Whether you are navigating eating disorder recovery for the first time or have been here before, a common question we often get is, ‘So, how do I recover?’ This can be a difficult question to answer because what works for one person may not necessarily work for another. While there is no manual for exactly how to recover from an eating disorder, I’ve compiled some tried and true action steps that can help move you forward in your healing journey.
Connect With Others:
Eating disorders thrive in isolation. To set yourself up for continued recovery success, reach out to trusted supports, members of your treatment team, and connect with a recovery community near you.
Find What Makes Your Heart Smile:
When living with an eating disorder, it is easy to neglect everything that once made you feel alive. Recovery gives us more time and space to explore what gives us joy and to discover new hobbies and activities to fill our hearts.
As you navigate life in recovery, stressful situations will inevitably arise. You can help prevent relapse by identifying and planning for triggers before they come up. Develop a list of healthy coping skills and remember them as you are faced with triggering scenarios or situations.
Develop a Mindfulness Practice:
Eating disorders impact all aspects of self, mind, body, and spirit. Developing a mindfulness practice can help ground us to the present, (re)connect with ourselves, and guide us toward a greater appreciation for our bodies and the things it does for us.
Establish Realistic Goals:
Setting goals is an important part of life in recovery. These goals should be attainable and measurable so that you can track your process and be proud of how far you’ve come. Some examples can include meal plan compliance, attending a recovery group, setting boundaries with a loved one, or even attending a party or event.
Be Patient with Yourself:

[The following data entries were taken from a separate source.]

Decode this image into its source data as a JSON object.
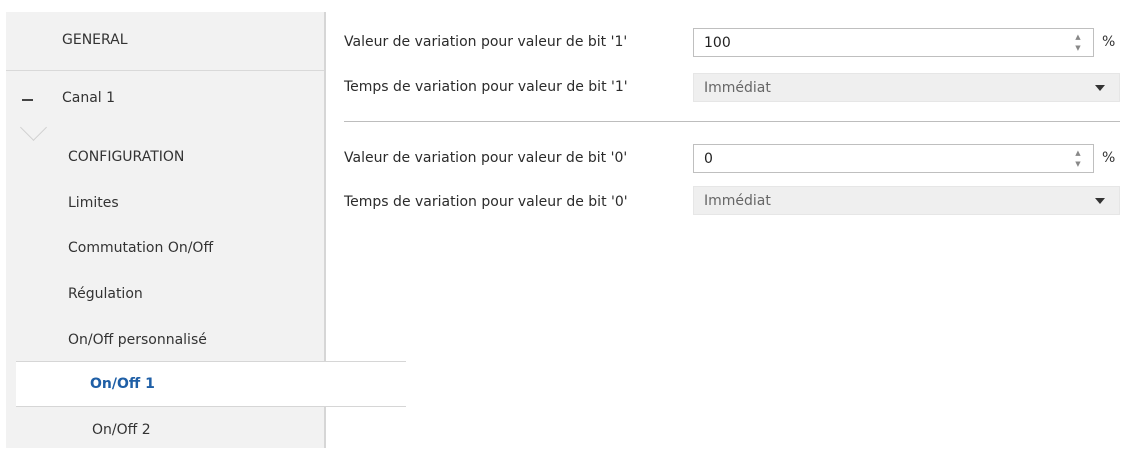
{
  "sidebar": {
    "items": [
      {
        "label": "GENERAL"
      },
      {
        "label": "Canal 1"
      },
      {
        "label": "CONFIGURATION"
      },
      {
        "label": "Limites"
      },
      {
        "label": "Commutation On/Off"
      },
      {
        "label": "Régulation"
      },
      {
        "label": "On/Off personnalisé"
      },
      {
        "label": "On/Off 1"
      },
      {
        "label": "On/Off 2"
      }
    ]
  },
  "main": {
    "bit1": {
      "value_label": "Valeur de variation pour valeur de bit '1'",
      "value": "100",
      "unit": "%",
      "time_label": "Temps de variation pour valeur de bit '1'",
      "time_value": "Immédiat"
    },
    "bit0": {
      "value_label": "Valeur de variation pour valeur de bit '0'",
      "value": "0",
      "unit": "%",
      "time_label": "Temps de variation pour valeur de bit '0'",
      "time_value": "Immédiat"
    }
  }
}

Recovery from an eating disorder is not ‘one size fits all.’ Be sure to continue reminding yourself of this if you begin to compare your healing process to someone else’s. It’s okay to be eager to get better, but make sure you also give yourself some compassion if it’s not going at the pace you wanted or anticipated. The beauty of recovery is that it is your own.